Design for accessibility, and beauty.
1. It works but I I don’t like it therefore I won’t use it.
In February 2016, Thinkalize (and after Prodevo) with Ipasvi and Paco, organized at the Fablab of Brescia an hackaton with patients affected by rheumatoid arthritis. The event has been the occasion to test some existing products, and to collect and research ideas around the development of new ones and how to improve existing ones. The products were chosen based on problems raised by the patients themselves: to turn keys, to open bottles or jars and hold cutlery. We have taken note of the observations on how the products work, their comfort and users personal comments.
The real highlight has been the reaction of one patient. Despite she admitted that some of the products were solving some of her daily problems, she openly stated that she has no intention of buying or even use them at home. She thinks that these objects are unsightly and source of embarrassment. For these reasons, the “Turn-Keys”, especially, pinpointed that it’s a tool that is impossible to carry, even in a handbag.
2. Design for the real people. Problem solving is not enough.
It is clear that the focus of the coming projects can’t be solved with mere functionalism but actually functionalism becomes a precondition to address other more important issues such as: understanding the user, how he/she wants to feel, when he/she wants to use the product, what are his/her behaviours etc. In conclusion understand user needs and emotions it’s key to this type of projects.
Thinking of solving a problem without taking in consideration how important is the pleasantness seems to confirm how wrong is the overall design process. An undesirable product, even given, is not used whilst performing the required function.
No one wants a product that “gives you a label” despite its manufacture: industrial, hand crafted, DIY or Opensource. If someone decides to use it is because is forced by his/her disability, or at worst, because they don’t have the economic means for a better choice.
3. A multitude of solutions: research is needed to not reinvent the wheel.
In this field, as in others, research before designing is fundamental, even more when designing for “accessibility” since the number of solutions and tools for temporary or permanently disabled people is huge.

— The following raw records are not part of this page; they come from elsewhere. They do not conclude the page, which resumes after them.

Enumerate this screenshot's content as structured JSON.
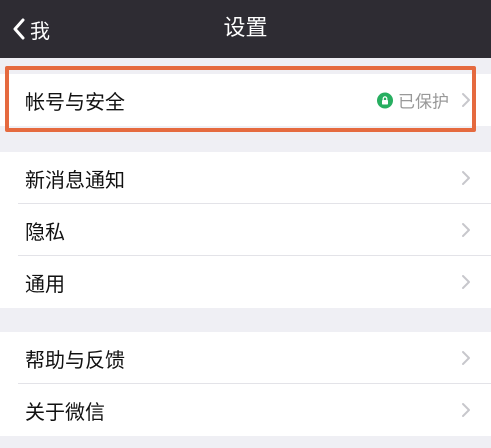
{
  "navbar": {
    "back_label": "我",
    "title": "设置",
    "background": "#2e2c33"
  },
  "groups": [
    {
      "items": [
        {
          "label": "帐号与安全",
          "status": "已保护",
          "status_icon": "lock-icon"
        }
      ]
    },
    {
      "items": [
        {
          "label": "新消息通知"
        },
        {
          "label": "隐私"
        },
        {
          "label": "通用"
        }
      ]
    },
    {
      "items": [
        {
          "label": "帮助与反馈"
        },
        {
          "label": "关于微信"
        }
      ]
    }
  ],
  "colors": {
    "highlight_border": "#e56a3f",
    "protected_badge": "#27ae60",
    "background": "#efeff4"
  }
}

The problem is that the information is not as accessible (ironically) as in the classic design.
Many tools have specific names or extremely improbable, the commercial products are classified as B products that find their place in old websites or or worse, still do not have a reference image.
It’s good practice to visit an “aids store center” to learn about all available solutions and do a thorough online research to understand what has already been designed and how the problem has been solved. This process may takes some time.

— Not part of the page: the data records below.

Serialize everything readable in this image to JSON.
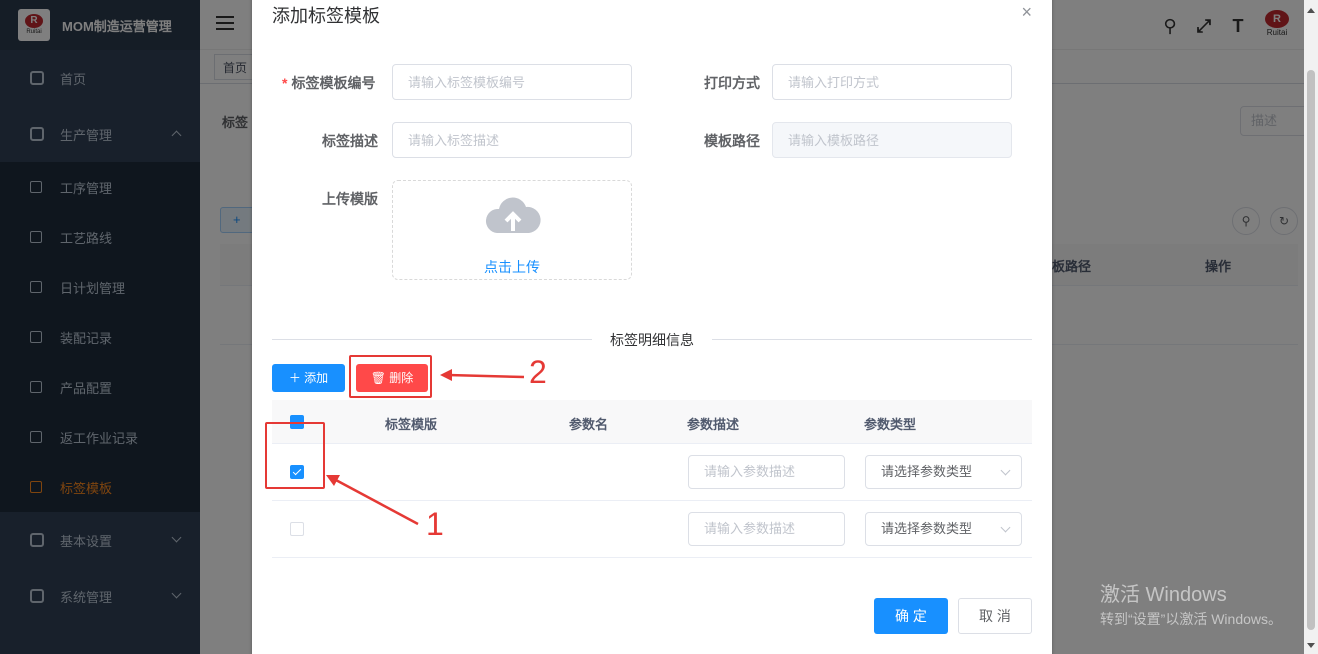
{
  "app": {
    "title": "MOM制造运营管理",
    "logo_text": "Ruitai",
    "logo_glyph": "R"
  },
  "sidebar": {
    "items": [
      {
        "label": "首页",
        "icon": "dashboard-icon"
      },
      {
        "label": "生产管理",
        "icon": "production-icon",
        "expanded": true
      },
      {
        "label": "基本设置",
        "icon": "settings-sliders-icon"
      },
      {
        "label": "系统管理",
        "icon": "gear-icon"
      }
    ],
    "production_children": [
      {
        "label": "工序管理"
      },
      {
        "label": "工艺路线"
      },
      {
        "label": "日计划管理"
      },
      {
        "label": "装配记录"
      },
      {
        "label": "产品配置"
      },
      {
        "label": "返工作业记录"
      },
      {
        "label": "标签模板",
        "active": true
      }
    ]
  },
  "navbar": {
    "tag_home": "首页",
    "nav_icons": [
      "search-icon",
      "fullscreen-icon",
      "font-size-icon"
    ]
  },
  "underlay": {
    "label": "标签",
    "search_placeholder": "描述",
    "add_label": "+",
    "col_template_path": "板路径",
    "col_actions": "操作"
  },
  "dialog": {
    "title": "添加标签模板",
    "close": "×",
    "fields": {
      "code_label": "标签模板编号",
      "code_placeholder": "请输入标签模板编号",
      "print_label": "打印方式",
      "print_placeholder": "请输入打印方式",
      "desc_label": "标签描述",
      "desc_placeholder": "请输入标签描述",
      "path_label": "模板路径",
      "path_placeholder": "请输入模板路径",
      "upload_label": "上传模版",
      "upload_text": "点击上传"
    },
    "divider": "标签明细信息",
    "add_button": "添加",
    "delete_button": "删除",
    "table": {
      "headers": [
        "标签模版",
        "参数名",
        "参数描述",
        "参数类型"
      ],
      "rows": [
        {
          "checked": true,
          "desc_placeholder": "请输入参数描述",
          "type_placeholder": "请选择参数类型"
        },
        {
          "checked": false,
          "desc_placeholder": "请输入参数描述",
          "type_placeholder": "请选择参数类型"
        }
      ]
    },
    "confirm": "确 定",
    "cancel": "取 消"
  },
  "annotations": {
    "label_1": "1",
    "label_2": "2"
  },
  "watermark": {
    "line1": "激活 Windows",
    "line2": "转到“设置”以激活 Windows。"
  },
  "colors": {
    "primary": "#1890ff",
    "danger": "#ff4949",
    "sidebar_bg": "#304156",
    "active_menu": "#ff8a1f",
    "annotation": "#e53935"
  }
}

Today, many projects for accessibility are interpretations, redesign of existing products that allow you to play “spot the difference”.
4. The dignity as unknown unquantifiable.

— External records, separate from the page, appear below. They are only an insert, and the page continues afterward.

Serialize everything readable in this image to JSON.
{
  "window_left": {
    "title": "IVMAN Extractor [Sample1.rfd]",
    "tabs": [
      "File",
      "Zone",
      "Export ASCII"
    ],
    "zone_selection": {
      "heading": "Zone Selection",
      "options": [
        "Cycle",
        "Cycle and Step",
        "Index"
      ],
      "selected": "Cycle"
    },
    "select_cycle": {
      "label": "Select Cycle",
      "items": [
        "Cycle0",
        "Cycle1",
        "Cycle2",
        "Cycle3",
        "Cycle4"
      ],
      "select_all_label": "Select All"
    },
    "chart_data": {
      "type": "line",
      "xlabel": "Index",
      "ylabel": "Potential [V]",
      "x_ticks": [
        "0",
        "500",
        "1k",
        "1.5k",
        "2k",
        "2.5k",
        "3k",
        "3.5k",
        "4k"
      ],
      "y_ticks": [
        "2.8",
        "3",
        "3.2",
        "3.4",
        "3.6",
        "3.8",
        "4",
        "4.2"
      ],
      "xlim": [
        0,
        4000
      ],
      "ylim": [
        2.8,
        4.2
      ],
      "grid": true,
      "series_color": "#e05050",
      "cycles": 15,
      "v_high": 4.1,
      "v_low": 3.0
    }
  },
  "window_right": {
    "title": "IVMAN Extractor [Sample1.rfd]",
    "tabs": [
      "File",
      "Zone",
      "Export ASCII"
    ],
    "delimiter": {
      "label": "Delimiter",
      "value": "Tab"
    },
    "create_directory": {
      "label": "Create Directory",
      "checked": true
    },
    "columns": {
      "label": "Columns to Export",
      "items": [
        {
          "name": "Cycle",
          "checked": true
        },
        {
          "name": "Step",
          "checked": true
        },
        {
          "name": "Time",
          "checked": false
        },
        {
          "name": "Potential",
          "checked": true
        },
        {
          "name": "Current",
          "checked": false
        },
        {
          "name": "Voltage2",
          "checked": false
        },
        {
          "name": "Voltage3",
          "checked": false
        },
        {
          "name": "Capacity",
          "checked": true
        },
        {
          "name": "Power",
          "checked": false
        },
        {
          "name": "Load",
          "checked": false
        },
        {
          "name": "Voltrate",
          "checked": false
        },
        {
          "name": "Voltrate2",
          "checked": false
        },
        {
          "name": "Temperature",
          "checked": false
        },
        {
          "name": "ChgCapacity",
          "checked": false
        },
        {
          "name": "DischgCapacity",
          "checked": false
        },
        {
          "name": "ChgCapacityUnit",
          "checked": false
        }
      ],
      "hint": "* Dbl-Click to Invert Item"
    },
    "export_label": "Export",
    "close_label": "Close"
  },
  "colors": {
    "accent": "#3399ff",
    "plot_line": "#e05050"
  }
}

Once more Design for All, after several decades, it is still the best approach for the design. Unlike other approaches, many born recently, it gives priority to the dignity of persons. “Design for all” pushes constantly toward a more sensitive design thinking which allows a better final result often winner.
In some cases, even, it’s hard to see the inclusive qualities of the project and it becomes part of most common design context. There is then the possibility to turn a solution in a gadget, an accessory into a decorative moment. Is this little?
Although, in reality the unanswered question is: how to quantify dignity?
5. The solution: Design for All + Poetry = Bingo
In 2015 in a lecture about Design for All at the Politecnico of Milan Avril Accolla talked about an exemplary project on how “inclusion” can be developed within a project. The inclined square of the Oslo Opera House: a project that makes people to talk about it and maybe even discuss but the core meaning was elsewhere.
It was just a pretext to express a very effective far-sighted idea, though not new that, “If to the “Project for All” Poetry is added, you did Bingo.”. Even if for the professionals is a phrase taken for granted, the industrial reality takes away the poetry, imposing to the product the obstacle of its unpleasantness and depriving it of its function, understood as the raison d’etre.
6. Design tips
1.Talk and get opinion from different people (see Hackability, it’s a statement).
2. Do a long and thorough research of the products and of existing solutions.
3. Start from the system and change it according to the context and user needs.
4. Design as if you are designing for yourself or for the best client/company.
5. Remember that the human body is a tool and each part can help you.
6. Do not ever try to hide or camouflage the product, sometimes visibility can be an advantage.
7. Remember that disability is variable and customization is important.
8. Use the technology that is more useful.
9. Do user testing with real end users: from them you’ll receive the best insights.
10. If you can, make your project Opensource.